Scientifically Based Research — U.S. Department of Education– Pg 10

Submitted Paper—The Logic of Scientific Research—Valerie Reyna


  • Why scientific research?
    • Research is the only defensible foundation for educational practice.
  • If not scientific evidence, then what?
    • Tradition
    • Superstition
    • Anecdote

Analogy to Medicine

  • Traditions: Bleeding people.
    • Good intentions are not enough.
  • Clinical trials are recent.
  • Why isn’t personal experience sufficient?
  • Clinical trials: Only way to really be sure of what works. (Logic)
  • Same rules apply to education: Brain surgery (NAS).

Strength of Evidence

  • In the meantime, hierarchy of evidence.
    • Not all-or-none
    • Possibly true to probably true versus nothing (NCES example)
  • Theory: Evidence-based
    • Knowing why and how something works
    • Key to generalization
    • Pitfalls of theory

Educational Sciences

  • No conflict between science and values.
    • Some decisions made on values.
    • Evidence is necessary but not sufficient.
  • Science with a human face.
  • How do we support translation of research into practice?
    • Suggestions welcome.

What is EBE?

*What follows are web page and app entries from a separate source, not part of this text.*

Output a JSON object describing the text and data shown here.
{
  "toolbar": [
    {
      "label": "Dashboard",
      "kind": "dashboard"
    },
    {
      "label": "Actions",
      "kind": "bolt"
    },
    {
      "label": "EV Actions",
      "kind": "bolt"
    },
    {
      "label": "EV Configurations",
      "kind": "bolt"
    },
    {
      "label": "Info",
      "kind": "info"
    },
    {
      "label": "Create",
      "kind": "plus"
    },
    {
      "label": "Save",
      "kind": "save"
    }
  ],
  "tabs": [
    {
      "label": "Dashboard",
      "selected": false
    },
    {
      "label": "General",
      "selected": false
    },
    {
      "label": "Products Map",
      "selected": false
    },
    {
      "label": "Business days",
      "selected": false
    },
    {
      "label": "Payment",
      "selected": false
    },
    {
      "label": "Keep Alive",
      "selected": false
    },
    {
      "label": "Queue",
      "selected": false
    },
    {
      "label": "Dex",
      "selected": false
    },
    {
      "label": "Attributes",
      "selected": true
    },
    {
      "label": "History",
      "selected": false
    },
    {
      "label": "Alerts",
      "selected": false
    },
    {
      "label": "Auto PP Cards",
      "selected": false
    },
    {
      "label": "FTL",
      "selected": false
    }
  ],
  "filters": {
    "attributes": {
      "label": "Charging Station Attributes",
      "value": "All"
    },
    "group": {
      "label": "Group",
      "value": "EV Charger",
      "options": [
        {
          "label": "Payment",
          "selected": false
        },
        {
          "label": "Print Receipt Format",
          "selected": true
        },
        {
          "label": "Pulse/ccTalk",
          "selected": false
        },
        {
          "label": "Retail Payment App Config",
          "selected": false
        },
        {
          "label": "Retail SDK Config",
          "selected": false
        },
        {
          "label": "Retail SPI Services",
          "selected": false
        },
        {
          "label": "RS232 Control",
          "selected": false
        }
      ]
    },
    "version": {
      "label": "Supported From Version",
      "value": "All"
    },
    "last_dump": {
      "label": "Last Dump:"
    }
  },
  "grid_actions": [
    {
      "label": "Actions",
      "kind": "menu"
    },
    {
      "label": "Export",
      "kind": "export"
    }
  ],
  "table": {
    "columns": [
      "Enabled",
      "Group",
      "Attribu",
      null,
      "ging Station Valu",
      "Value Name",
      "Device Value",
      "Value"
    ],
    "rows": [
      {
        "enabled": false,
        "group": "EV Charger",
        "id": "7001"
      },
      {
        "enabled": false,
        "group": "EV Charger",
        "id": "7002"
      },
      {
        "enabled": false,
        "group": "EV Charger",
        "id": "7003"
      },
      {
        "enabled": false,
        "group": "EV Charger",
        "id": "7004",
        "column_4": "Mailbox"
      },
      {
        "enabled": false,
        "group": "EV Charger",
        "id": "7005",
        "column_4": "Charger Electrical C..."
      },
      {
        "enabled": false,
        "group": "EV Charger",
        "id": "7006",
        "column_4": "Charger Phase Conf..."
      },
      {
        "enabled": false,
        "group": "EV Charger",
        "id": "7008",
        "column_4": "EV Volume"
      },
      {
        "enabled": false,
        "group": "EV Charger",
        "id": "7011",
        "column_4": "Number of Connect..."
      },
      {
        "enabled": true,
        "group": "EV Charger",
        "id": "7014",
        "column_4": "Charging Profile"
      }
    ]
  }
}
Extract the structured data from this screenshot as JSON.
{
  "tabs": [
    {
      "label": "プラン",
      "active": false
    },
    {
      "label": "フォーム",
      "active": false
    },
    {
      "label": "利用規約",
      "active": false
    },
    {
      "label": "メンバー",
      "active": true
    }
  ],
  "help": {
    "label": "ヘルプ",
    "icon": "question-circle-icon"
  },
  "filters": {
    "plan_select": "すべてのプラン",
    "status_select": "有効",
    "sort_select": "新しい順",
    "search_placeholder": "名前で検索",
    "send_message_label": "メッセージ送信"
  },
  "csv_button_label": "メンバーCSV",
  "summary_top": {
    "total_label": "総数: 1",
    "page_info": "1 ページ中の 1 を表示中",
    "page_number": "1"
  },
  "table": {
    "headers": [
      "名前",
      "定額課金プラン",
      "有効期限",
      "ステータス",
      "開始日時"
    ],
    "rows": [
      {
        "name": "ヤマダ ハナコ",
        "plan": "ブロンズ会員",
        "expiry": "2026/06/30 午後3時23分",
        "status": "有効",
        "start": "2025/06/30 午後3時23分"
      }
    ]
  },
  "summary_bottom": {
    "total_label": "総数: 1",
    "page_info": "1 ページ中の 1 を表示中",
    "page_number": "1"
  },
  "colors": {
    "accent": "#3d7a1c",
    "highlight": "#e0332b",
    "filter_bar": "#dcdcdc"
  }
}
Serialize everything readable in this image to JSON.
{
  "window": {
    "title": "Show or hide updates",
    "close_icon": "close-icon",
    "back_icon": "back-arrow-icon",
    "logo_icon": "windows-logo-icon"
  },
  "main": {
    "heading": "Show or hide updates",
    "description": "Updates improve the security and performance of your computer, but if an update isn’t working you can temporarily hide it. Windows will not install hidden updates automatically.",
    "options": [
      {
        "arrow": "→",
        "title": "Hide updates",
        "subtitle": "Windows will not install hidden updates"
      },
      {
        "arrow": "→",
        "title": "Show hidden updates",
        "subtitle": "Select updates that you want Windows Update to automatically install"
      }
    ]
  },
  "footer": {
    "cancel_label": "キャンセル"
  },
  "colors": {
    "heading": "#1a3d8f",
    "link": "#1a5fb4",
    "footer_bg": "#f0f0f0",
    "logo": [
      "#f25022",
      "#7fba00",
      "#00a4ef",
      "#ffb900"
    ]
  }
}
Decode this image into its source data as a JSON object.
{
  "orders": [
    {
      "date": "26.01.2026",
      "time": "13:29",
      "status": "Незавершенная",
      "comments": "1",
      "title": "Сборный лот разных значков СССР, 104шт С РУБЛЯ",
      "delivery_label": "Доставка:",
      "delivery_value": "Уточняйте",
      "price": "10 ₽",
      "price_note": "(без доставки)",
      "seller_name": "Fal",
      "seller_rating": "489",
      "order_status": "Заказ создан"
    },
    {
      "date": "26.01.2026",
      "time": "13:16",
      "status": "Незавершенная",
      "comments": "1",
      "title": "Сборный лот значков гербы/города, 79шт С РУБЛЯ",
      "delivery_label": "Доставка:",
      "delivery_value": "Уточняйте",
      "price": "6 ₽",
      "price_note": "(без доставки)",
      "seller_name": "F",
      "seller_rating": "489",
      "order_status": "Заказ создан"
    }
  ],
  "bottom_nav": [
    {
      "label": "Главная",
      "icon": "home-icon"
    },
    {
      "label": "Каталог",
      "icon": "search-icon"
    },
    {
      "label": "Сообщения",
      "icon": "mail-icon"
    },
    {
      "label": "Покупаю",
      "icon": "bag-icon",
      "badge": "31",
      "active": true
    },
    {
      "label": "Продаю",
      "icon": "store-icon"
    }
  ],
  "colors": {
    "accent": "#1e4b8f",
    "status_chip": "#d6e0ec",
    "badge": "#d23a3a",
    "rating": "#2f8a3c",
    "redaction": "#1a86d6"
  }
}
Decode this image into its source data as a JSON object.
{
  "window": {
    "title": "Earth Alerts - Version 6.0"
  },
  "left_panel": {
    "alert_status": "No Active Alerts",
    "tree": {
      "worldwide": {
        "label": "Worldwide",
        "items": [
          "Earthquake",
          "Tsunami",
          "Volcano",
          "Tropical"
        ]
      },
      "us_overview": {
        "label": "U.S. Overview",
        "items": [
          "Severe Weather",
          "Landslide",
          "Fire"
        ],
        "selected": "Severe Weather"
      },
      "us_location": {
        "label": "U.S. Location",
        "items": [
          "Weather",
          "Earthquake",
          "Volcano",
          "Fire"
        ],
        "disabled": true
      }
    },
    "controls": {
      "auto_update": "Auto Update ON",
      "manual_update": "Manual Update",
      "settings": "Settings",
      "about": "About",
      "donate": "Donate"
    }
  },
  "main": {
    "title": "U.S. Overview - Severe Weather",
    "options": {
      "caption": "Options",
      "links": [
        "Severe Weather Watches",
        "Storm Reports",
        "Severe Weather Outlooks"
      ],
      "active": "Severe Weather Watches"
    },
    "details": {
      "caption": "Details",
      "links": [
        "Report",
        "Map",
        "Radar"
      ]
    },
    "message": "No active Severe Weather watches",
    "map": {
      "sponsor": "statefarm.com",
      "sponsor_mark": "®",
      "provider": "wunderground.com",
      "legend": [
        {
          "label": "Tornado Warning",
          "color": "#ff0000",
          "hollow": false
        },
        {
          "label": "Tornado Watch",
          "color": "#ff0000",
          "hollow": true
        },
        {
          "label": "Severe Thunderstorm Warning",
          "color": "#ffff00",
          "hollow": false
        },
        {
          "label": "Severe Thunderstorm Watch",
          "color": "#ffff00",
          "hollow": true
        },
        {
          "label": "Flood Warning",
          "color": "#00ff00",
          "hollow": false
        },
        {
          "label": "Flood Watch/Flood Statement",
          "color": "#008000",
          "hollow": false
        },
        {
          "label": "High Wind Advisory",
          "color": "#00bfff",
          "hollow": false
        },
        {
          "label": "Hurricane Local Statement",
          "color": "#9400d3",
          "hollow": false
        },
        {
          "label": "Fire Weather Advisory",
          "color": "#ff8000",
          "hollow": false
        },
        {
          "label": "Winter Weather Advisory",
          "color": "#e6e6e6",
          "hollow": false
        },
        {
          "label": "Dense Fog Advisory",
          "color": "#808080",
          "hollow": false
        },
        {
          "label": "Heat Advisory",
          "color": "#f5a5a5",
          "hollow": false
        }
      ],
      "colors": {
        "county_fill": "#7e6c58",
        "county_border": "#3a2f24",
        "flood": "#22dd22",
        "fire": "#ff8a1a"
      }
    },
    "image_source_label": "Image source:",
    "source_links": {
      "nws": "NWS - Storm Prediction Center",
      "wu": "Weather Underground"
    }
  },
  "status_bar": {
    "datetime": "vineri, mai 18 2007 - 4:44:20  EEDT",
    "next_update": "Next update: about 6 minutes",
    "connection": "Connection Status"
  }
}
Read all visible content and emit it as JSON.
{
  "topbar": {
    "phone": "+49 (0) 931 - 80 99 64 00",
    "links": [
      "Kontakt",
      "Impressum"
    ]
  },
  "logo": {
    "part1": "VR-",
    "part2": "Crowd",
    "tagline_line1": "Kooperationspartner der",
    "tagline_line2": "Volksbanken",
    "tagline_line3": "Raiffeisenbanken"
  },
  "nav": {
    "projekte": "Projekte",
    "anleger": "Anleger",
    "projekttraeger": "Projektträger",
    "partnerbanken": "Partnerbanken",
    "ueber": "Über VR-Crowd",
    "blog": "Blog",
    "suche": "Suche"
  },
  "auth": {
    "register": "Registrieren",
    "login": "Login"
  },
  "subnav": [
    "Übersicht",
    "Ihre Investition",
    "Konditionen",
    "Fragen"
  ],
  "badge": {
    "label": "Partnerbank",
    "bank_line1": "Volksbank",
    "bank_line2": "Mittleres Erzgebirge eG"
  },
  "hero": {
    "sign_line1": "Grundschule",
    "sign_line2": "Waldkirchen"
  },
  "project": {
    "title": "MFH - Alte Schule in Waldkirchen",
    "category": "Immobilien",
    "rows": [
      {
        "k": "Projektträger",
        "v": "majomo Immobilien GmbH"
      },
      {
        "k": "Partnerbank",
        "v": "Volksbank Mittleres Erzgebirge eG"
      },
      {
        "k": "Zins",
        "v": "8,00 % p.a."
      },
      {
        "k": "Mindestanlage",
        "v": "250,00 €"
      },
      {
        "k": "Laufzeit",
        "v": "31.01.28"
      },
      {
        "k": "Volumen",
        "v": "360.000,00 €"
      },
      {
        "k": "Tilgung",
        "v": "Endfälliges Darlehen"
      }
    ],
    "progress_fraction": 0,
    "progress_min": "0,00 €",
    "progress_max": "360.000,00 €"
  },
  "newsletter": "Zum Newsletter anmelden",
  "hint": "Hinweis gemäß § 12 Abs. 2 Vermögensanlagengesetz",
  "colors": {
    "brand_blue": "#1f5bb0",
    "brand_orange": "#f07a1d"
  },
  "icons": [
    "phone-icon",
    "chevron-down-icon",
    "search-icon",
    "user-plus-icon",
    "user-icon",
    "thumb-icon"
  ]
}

  • Best available empirical evidence in making decisions about how to deliver instruction
  • Gaps in scientific evidence: Human judgment (bias and wisdom)

What is empirical evidence?

  • Scientifically based research from fields such as psychology, sociology, economics, and neuroscience, and especially from research in educational settings
  • Objective measures of performance used to compare, evaluate, and monitor progress

Scientifically Based Research

  • Quality
    • Measures and Methods
    • Scientific merit (double helix)
  • Relevance and Significance
    • Trivial
    • Number affected and severity
  • Two criteria of NSF

Quality: Levels of evidence

  • All evidence is NOT created equal
    • Randomized trial
    • Quasi-experiment, including before & after
    • Correlational study with statistical controls
    • Correlational study w/o statistical controls (class size, high expectations)
    • Case studies

Randomized Trials: The gold standard

  • Claim about the effects of an educational intervention on outcomes
  • Two or more conditions that differ in levels of exposure to the educational intervention
  • Random assignment to conditions
  • Tests for differences in outcomes

Why is randomization critical?

  • Assures that the participants being compared have the same characteristics across the conditions
  • Rules of chance mean that the smart, motivated, experienced, etc. have the same probability of being in condition 1 as in condition 2
  • Without randomization, differences between two conditions may result from pre-existing difference in the participants, e.g., more smart ones in condition 1

Why is randomization critical?

Without randomization, simple associations such as between Internet use and science grades have many different interpretations

Bar graph of Internet use and science grades for grades 4,8, and 12


  • Does the study involve a similar intervention and outcome to those of interest?
  • Were the participants and settings representative of those of interest?
  • Were enough participants involved to justify generalization? (statistical inference)

EBE: How to use existing science

  • Search literature (Campbell Collaboration, PsychInfo, etc.)
  • Screen literature
    • Relevance
    • Quality
  • Search for pre-digested evidence
    • Narrative reviews (ERIC digests)
    • Systematic reviews (meta-analysis)

Screening research—Cautions

  • Unconditional conclusions
  • Conclusions involving hypotheticals
  • Conclusions that diverge from evidence
  • Strong calls to action
  • Mixtures of opinions with evidence
  • Low prestige publication outlet
  • Publication outlet with ideological agenda

EBE: How to use objective measures

Evidence-Based Education—Where are we?

Pie chart that shows the disproportion of external evidence to professional wisdom

Where the Research Dollars Flow

  • Of 84 program evaluations and studies planned by the Department of Education for fiscal year 2000, just one involved a randomized field trial
  • 51 were a survey of need
  • 49 had as their purpose program implementation/monitoring,
  • 15 were non-randomized impact evaluations.
  • Note: studies could have more than one purpose.
  • Source: Robert Boruch, Dorthy de Moya, and Brooke Synder in Robert Boruch and Frederick Mosteller, eds., Evidence Matters (Brookings, 2001).

What ED will do

  • The What Works Clearinghouse
    • Interventions linked to evidentiary support
    • Systematic reviews
    • Standards for & providers of evaluations
  • Preschool Curriculum Evaluation Research
  • Explanatory Research: Why and How
  • Funding for evaluations of promising innovations in the field
  • Build capacity internally and externally


  • ED will provide the tools, information, research, and training to support the development of evidence-based education
  • Education across the nation will be continuously improved
  • Wide variation in performance across schools and classrooms will be eliminated

The practice of evidence-based education will become routine